By Liz Adair
I’ll probably quote Robert Frost incorrectly, but in Death of a Hired Man, he said, “Home is where, when you go there, they have to take you in.” I’ve often thought of that in my situation, because for three of my children, home has been a place they were not allowed to return to. These were my adopted children who came to us as older, abused, deprived waifs, dragging baggage that would make them, at some point, dangerous to the rest of the family.
Faith wished us all a merry, cozy Christmas in her posting last week, and that phrase has lingered with me as people began to arrive.
First it was Jack (grandchild number 17), making his sudden advent three weeks early, weighing 8 lbs 11 oz. Mother and son had a rocky first week, but things are going better now.
Next was Clay, back from
Then my brother arrived. A professor at
Last to arrive was my adopted daughter. She spent last Christmas with us, just Christmas Eve and Christmas morning. This year, she has come early and will spend about four days. We’ll all go to church this morning and take up a whole pew and then come home, Scrabblize all afternoon, and just take joy in being cozy together on a rainy winter day.
There are two more out in the world, two adopted children, sealed to us in the temple. I hear from them periodically when life is going well for them.
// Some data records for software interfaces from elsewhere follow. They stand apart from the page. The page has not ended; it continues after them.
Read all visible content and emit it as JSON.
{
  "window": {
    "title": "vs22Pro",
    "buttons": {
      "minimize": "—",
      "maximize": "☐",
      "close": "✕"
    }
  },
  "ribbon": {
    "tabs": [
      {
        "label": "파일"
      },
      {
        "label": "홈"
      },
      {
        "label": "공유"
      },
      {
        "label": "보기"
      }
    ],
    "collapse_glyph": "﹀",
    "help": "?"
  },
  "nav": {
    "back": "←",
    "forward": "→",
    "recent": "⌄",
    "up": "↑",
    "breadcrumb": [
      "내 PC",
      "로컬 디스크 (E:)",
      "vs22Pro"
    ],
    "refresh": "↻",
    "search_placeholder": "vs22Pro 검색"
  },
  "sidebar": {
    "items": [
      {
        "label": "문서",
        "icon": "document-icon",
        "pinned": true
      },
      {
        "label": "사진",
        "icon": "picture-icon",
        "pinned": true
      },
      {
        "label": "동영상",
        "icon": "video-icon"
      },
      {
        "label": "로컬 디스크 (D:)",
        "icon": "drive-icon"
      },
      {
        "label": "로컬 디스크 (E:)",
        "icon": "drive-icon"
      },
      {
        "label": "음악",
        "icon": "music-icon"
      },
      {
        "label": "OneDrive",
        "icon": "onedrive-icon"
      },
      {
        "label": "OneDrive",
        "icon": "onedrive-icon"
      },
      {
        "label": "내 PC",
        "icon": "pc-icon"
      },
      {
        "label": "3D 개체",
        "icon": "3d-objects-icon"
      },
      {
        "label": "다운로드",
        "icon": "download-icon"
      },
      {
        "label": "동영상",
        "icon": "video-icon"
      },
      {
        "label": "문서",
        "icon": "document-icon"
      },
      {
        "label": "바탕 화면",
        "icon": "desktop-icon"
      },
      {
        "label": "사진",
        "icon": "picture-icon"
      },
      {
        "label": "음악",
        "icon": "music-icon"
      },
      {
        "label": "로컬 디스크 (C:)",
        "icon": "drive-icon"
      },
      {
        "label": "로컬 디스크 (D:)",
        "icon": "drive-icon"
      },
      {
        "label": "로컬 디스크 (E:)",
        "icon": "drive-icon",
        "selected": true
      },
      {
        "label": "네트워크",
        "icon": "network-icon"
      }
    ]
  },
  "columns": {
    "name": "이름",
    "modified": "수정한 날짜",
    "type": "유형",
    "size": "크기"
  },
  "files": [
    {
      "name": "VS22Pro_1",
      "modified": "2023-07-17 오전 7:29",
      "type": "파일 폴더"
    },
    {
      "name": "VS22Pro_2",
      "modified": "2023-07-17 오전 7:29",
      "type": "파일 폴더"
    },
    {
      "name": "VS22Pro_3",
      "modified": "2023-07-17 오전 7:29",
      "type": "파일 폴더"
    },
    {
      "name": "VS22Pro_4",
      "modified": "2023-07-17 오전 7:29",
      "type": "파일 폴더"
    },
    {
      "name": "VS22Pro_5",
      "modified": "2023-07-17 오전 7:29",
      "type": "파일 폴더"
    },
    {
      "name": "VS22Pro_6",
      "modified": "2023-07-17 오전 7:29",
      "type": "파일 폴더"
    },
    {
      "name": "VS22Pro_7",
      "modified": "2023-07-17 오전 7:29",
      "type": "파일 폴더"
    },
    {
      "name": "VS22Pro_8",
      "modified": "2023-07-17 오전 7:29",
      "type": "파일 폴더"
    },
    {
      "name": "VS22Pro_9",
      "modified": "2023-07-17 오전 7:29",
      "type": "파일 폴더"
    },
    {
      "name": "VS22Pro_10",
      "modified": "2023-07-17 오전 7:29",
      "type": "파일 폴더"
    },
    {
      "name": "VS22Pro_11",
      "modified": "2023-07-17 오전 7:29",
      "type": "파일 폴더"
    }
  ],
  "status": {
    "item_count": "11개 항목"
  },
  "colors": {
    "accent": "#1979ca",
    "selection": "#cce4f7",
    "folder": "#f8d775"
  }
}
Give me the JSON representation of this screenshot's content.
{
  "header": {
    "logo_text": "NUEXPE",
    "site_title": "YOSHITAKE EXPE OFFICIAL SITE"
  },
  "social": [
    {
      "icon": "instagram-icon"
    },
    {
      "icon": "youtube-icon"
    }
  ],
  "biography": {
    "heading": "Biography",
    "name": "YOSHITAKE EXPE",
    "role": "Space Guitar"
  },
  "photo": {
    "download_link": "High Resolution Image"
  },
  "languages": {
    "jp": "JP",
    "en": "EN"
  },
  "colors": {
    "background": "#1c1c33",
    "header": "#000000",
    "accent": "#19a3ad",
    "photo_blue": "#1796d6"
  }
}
But that is followed by long stretches of silence where, I infer, life is going ill. Time may come when they’ll make their way back and be welcomed into our cozy holiday group. Who knows? There have been other Christmas miracles.